April 27, 2010
In an effort to trim costs, some school districts are considering cutting back on Advanced Placement courses.
Advanced Placement high school classes, which are college-level courses with exams at the end of the year provided by the College Board, can grant students college credit if they perform well. High school students can sometimes earn up to a full year of college credit at some institutions by taking AP courses.
But the high cost of such programs is becoming prohibitive for some school districts. WGAL in Pennsylvania reports that the Central Dauphin School District is considering cuts to AP courses as well as electives such as band and art. Hundreds of parents protested the cuts this week.
"We are asking you to not take away the classes, the teachers and the resources we need to fulfill a pledge to our students," said Adam Andrechick, a teacher who was quoted by WGAL. "We cannot let them down."
In Wisconsin, Sauk Prairie School District officials also considered cutting the AP program to help plug an expected $780,000 budget shortfall. But the plan was abandoned after administrators realized that cutting the courses would not save money.
Laura Lang, a science teacher at the high school who used to be the faculty administrator for the AP program, told the Sauk Prairie Eagle that the variety of AP courses offered sets the school apart.
"Our college-level courses are phenomenal," she was quoted as saying.

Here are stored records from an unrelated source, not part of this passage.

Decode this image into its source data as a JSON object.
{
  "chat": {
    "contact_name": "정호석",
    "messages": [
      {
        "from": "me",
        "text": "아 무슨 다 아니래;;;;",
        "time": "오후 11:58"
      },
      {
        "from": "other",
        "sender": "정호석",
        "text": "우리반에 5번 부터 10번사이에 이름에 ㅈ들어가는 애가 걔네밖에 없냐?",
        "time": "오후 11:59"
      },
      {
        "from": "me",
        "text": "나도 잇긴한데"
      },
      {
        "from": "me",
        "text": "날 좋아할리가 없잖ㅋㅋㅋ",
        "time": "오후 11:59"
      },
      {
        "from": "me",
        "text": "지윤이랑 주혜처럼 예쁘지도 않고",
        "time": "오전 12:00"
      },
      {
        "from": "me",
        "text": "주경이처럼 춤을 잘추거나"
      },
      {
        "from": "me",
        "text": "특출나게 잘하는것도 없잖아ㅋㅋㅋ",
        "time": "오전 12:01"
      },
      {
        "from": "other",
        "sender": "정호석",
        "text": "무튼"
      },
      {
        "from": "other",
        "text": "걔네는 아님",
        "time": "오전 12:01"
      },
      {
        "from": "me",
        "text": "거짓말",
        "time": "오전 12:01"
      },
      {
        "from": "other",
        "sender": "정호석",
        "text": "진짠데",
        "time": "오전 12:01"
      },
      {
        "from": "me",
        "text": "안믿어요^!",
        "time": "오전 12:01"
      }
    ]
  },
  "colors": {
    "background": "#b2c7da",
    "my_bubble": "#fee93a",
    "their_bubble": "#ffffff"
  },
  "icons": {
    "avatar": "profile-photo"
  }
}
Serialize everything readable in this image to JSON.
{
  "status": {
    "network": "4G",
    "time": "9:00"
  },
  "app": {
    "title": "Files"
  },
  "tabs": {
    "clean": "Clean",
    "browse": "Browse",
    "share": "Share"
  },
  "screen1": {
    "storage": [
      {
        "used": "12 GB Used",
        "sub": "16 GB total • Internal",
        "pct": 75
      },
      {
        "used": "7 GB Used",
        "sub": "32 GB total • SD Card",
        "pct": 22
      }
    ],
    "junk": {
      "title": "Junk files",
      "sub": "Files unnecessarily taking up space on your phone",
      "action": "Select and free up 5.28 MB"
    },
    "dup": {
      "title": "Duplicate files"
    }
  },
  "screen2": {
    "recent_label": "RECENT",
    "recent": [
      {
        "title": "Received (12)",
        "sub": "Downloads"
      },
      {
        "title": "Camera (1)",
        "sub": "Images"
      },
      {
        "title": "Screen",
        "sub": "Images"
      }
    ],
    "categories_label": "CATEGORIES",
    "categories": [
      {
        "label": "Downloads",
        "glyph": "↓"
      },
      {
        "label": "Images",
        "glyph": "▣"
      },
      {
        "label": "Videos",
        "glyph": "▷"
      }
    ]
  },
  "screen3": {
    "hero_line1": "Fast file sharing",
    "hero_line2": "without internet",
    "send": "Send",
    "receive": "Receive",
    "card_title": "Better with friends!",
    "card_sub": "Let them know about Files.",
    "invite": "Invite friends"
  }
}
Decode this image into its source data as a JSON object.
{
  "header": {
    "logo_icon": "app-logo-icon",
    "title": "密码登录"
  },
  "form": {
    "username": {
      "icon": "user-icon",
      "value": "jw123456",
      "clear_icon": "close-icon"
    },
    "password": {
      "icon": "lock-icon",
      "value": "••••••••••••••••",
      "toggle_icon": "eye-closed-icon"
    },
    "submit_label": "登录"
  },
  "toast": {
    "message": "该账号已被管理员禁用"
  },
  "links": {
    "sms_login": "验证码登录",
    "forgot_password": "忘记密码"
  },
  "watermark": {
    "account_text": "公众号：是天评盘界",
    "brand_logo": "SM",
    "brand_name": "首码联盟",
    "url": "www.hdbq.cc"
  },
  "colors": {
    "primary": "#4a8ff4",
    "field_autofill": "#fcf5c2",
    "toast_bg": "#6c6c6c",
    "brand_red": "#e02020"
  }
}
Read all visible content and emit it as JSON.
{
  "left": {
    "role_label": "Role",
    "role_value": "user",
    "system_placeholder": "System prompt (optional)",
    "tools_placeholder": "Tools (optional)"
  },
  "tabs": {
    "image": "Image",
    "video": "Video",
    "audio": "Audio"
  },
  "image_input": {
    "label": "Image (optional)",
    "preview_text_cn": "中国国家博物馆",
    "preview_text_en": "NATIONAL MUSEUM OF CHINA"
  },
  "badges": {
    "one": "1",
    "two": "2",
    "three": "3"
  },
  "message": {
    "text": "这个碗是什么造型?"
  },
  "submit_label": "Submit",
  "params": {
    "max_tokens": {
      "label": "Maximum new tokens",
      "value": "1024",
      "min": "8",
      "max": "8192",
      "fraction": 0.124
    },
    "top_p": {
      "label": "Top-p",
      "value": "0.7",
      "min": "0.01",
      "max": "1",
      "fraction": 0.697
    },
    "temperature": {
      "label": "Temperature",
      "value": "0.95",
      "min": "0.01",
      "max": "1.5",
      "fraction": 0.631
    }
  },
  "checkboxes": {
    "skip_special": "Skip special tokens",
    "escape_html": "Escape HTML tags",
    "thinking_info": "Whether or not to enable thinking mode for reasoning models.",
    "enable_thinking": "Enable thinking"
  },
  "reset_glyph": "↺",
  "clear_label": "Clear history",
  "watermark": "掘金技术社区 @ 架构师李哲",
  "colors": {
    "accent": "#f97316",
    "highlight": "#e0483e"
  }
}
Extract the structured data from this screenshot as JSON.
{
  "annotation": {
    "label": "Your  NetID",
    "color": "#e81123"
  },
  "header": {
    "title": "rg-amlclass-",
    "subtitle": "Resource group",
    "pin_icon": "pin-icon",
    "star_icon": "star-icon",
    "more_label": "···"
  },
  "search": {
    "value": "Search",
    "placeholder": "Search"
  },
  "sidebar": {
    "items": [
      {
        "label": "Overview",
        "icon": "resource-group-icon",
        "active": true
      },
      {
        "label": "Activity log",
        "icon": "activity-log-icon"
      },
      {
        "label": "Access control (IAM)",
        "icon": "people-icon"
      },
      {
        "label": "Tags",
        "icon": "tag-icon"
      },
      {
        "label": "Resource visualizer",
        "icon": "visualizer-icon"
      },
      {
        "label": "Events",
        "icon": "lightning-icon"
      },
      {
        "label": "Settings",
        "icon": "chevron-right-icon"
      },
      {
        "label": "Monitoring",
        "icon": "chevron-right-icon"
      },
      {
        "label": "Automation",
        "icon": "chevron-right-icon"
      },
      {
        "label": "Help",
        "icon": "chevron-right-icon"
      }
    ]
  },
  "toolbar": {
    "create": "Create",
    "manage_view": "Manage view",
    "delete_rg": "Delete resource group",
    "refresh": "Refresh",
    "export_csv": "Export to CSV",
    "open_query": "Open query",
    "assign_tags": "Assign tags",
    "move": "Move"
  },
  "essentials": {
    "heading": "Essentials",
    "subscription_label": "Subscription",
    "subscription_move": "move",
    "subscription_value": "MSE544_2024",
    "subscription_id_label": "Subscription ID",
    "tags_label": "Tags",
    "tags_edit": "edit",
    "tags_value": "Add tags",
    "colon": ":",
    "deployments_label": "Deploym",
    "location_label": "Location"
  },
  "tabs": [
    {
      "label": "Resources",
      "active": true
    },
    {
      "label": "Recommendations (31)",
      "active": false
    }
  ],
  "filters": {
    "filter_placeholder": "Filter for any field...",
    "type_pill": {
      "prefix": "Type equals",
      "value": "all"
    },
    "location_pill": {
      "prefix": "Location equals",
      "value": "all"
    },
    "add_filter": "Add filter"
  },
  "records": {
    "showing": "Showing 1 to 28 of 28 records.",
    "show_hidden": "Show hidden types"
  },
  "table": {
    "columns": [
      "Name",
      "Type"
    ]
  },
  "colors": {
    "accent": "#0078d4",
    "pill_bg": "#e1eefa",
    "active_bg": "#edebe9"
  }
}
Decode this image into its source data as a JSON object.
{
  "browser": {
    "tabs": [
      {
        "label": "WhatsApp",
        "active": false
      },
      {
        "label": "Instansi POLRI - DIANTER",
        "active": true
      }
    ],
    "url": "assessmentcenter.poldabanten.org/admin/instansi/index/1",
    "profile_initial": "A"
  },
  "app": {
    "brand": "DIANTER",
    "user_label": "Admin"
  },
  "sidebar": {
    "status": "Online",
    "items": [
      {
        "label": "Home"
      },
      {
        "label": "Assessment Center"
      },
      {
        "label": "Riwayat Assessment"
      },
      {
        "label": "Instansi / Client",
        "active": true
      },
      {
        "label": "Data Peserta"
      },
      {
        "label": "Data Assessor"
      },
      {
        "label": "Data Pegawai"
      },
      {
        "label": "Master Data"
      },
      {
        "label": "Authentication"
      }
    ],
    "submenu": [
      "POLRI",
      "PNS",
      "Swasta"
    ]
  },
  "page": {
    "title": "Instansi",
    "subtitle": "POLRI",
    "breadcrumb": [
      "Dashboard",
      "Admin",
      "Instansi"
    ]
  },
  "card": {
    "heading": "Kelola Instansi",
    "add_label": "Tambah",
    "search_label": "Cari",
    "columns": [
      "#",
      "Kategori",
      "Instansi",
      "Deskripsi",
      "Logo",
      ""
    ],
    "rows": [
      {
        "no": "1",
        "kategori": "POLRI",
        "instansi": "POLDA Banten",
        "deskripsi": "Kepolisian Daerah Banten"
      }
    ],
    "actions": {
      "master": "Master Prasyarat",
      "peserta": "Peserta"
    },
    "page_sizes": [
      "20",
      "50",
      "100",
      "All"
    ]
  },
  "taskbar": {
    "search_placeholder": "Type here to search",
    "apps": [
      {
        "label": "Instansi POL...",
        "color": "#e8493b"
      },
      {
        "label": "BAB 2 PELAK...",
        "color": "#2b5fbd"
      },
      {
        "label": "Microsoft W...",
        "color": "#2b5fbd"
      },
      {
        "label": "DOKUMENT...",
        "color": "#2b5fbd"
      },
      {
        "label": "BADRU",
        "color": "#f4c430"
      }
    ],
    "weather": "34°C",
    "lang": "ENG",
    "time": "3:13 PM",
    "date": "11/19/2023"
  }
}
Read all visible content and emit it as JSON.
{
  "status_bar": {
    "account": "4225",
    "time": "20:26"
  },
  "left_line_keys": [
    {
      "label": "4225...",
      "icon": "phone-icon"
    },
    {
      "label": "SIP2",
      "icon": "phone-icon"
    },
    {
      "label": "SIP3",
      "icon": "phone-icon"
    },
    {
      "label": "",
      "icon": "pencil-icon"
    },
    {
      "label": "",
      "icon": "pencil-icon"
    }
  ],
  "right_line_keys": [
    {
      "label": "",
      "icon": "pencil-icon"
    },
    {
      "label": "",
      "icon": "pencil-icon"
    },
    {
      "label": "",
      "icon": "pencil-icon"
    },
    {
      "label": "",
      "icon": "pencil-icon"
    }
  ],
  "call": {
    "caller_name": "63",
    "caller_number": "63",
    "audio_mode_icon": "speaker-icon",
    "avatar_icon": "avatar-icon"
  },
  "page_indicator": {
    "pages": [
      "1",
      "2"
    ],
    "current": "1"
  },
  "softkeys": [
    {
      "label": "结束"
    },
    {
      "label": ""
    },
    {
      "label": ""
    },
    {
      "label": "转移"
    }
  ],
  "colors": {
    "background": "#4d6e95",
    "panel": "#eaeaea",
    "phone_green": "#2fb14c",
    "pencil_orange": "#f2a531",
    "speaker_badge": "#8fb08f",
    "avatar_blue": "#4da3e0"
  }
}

Meanwhile, the San Diego Union-Tribune reports that the Board of Education is considering implementing a new policy which will allow students to receive boosted grades for enrolling in AP classes without being required to take the exam. Those who wish to receive college credit would still need to take the AP tests.
For the past two years, the school district footed the bill for the AP exams, which cost $86 per test for a total of about $700,000. But in an effort to offset a projected $86 million deficit, the district will end the practice. The new policy will effectively allow students to see positive changes on their report card without even taking the exam.
"We don't want to require anything of students that costs money," noted Nelly Mayer, interim deputy superintendant, who was quoted in the Union-Tribune. "It's a legal issue."
Most urban districts in California have already eliminated the AP test requirement for that reason. Only a few demand that students take the exam in order to receive a weighted grade. But some AP teachers expressed concern that the policy change would negatively affect classes.
"If you take the course you should be expected to take the test," said Rachel Tenenbaum, who has taught AP biology for 20 years and was interviewed by the Union-Tribune. "If they lift the requirement, I will change the way I do things. I will give a final exam that is as difficult as the AP exam."
Compiled by CityTownInfo.com Staff
"AP Classes Pulled Off Chopping Block," Sauk Prairie Eagle, April 7, 2010, Jeremiah Tucker
"School District Considers Cutting AP Courses, Electives," WGAL.com, April 27, 2010
"Test Mandate May End for AP Grades," San Diego Union-Tribune, April 27, 2010, Maureen Magee